North-east Arnhem Land
- Cultural origin
- Dhalwangu/Arnhem region
- Media category
- Materials used
- natural pigments on board
- 121.0 x 56.0 cm
- Signature & date
Not signed. Not dated.
- Purchased with funds provided by the Aboriginal Collection Benefactors’ Group 2015
- Not on display
- Accession number
- © the artist courtesy Buku-Larrnggay Mulka Art Centre
- Artist information
Works in the collection
Lamaŋirra Gumana lives and works in Gangan, a remote homeland in the Blue Mud Bay region of north-east Arnhem Land. She has long assisted her husband, Gunybi Ganambarr, with his work. However she recently began working under her own name and is emerging as an innovative artist experimenting within the inherited designs of the Dhalwangu clan.

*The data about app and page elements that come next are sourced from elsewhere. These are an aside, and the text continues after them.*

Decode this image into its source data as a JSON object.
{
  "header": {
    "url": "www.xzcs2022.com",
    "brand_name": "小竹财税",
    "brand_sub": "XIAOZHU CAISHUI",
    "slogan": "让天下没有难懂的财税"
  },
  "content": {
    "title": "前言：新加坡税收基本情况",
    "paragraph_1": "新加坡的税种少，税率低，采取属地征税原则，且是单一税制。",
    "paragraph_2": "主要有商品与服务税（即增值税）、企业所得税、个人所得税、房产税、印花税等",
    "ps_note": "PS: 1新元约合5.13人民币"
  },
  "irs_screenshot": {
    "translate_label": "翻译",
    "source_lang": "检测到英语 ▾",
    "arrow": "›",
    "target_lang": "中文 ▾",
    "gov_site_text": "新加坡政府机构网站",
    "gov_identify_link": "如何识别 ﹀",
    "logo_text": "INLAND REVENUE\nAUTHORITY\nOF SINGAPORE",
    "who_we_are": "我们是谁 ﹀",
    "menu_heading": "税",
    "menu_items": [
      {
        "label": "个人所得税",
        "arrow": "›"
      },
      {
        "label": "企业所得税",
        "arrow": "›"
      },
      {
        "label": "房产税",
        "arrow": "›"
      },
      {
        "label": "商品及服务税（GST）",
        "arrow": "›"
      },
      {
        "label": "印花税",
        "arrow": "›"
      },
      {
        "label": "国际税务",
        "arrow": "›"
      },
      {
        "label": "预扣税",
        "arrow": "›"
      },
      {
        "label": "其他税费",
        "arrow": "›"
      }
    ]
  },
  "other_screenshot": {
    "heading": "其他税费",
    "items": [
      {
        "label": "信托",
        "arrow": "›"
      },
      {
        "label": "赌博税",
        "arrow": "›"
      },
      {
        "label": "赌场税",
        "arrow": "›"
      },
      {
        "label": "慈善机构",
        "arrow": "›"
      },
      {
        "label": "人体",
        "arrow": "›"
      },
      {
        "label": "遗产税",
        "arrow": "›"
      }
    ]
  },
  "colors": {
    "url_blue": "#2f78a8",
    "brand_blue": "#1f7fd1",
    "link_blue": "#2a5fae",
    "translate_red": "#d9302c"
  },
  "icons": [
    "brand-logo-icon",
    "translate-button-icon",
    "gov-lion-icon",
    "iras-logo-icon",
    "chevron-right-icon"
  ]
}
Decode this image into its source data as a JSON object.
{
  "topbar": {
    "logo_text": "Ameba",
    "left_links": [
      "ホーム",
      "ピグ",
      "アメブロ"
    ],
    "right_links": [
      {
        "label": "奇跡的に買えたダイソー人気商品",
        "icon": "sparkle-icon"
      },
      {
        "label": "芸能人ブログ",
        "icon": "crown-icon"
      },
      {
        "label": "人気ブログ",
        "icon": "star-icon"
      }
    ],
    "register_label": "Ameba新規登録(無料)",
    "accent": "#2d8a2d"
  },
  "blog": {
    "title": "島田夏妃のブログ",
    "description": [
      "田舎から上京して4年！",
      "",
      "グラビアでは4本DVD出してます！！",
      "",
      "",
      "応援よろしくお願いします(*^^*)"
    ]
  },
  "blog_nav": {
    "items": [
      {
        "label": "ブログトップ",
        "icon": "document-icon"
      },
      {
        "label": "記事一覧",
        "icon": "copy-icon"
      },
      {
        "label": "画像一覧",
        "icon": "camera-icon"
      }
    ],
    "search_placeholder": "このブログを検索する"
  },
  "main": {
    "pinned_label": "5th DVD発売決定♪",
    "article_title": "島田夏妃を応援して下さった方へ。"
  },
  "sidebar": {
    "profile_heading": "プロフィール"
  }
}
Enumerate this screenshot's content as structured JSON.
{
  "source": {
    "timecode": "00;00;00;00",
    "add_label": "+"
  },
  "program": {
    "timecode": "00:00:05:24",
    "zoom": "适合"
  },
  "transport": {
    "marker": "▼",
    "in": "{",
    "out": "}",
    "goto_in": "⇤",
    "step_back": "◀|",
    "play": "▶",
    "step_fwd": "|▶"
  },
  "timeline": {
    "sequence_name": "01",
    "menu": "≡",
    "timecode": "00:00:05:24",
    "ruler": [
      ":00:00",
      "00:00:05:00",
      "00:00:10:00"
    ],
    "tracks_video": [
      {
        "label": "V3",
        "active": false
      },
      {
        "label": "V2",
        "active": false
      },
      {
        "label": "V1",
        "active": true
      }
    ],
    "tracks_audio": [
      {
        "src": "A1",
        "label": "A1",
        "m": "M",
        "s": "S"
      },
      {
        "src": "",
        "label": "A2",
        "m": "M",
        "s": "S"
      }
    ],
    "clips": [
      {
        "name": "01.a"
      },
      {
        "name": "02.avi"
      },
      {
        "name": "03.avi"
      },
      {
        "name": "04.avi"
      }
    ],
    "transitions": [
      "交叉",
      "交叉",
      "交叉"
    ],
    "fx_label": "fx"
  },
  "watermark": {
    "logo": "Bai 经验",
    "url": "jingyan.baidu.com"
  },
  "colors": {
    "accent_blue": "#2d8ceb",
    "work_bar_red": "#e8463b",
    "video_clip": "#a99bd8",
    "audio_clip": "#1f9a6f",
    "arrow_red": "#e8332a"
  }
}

'Garraparra' 2015 depicts a coastal headland and bay area within Blue Mud Bay, and more specifially the Yirritja saltwater of the area called Muŋurru. The wavy lines and overlapping fields of line-work represent the multidirectional waters of Djalma Bay created by the south-easterly gusts of the early dry season.
The art centre documentation for this work states:
Garraparra is a coastal headland and bay area within Blue Mud Bay. It marks the spot of a sacred burial area for the Dhalwaŋu clan and a site where dispute was formally settled by Makarrata (a trial of ordeal by spear which settled serious grievance and sealed the peace forever).
During the times after the ‘first mornings’ ancestral hunters left the shores of Garraparra in their canoe towards the horizon hunting for turtle. Sacred songs and dance narrate the heroic adventures of these two men as they passed sacred areas, rocks and saw ancestral totems on their way. Their hunting came to grief, with the canoe capsising and the hunters being drowned. The bodies washed back to the shores of Garraparra with the currents and the tides, as the Waŋupini followed with its rain and wind. Their canoe with paddle and Makani (queen fish), Minyga (long tom)
and Gårun (turtle) are all referred to in the songs and landscape. Makarrata, the ritual throwing of spears at a miscreant of Yolŋu law took place here. At Garraparra sacred trees held these barbed spears whilst not in use.
Garraparra has been rendered by the wavy design for Yirritja saltwater in Blue Mud Bay called Muŋurru. The Muŋurru is deep water that has many states and connects with the sacred waters coming from the land estates by currents and tidal action. Other clans of Blue Mud Bay that share similar mythology of the Yiŋapunjapu, i.e. the Madarrpa and Maŋgalili also paint the deeper saltwater - the Muŋurru as such. This sacred design shows the water of Djalma Bay chopped up by the blustery south easterlies of the early dry season.
From freshwater the waters migrate to Muŋurru the mighty undifferentiated Yirritja saltwater ocean that plays at the horizon which receives and unifies all the Yirritja coastal saltwaters in one. It is from here that the water (soul) transmogrifies to vapour to enter the 'pregnant' Waŋupini (Wet Season storm clouds) which carry the life giving freshwater back to the start of the cycle.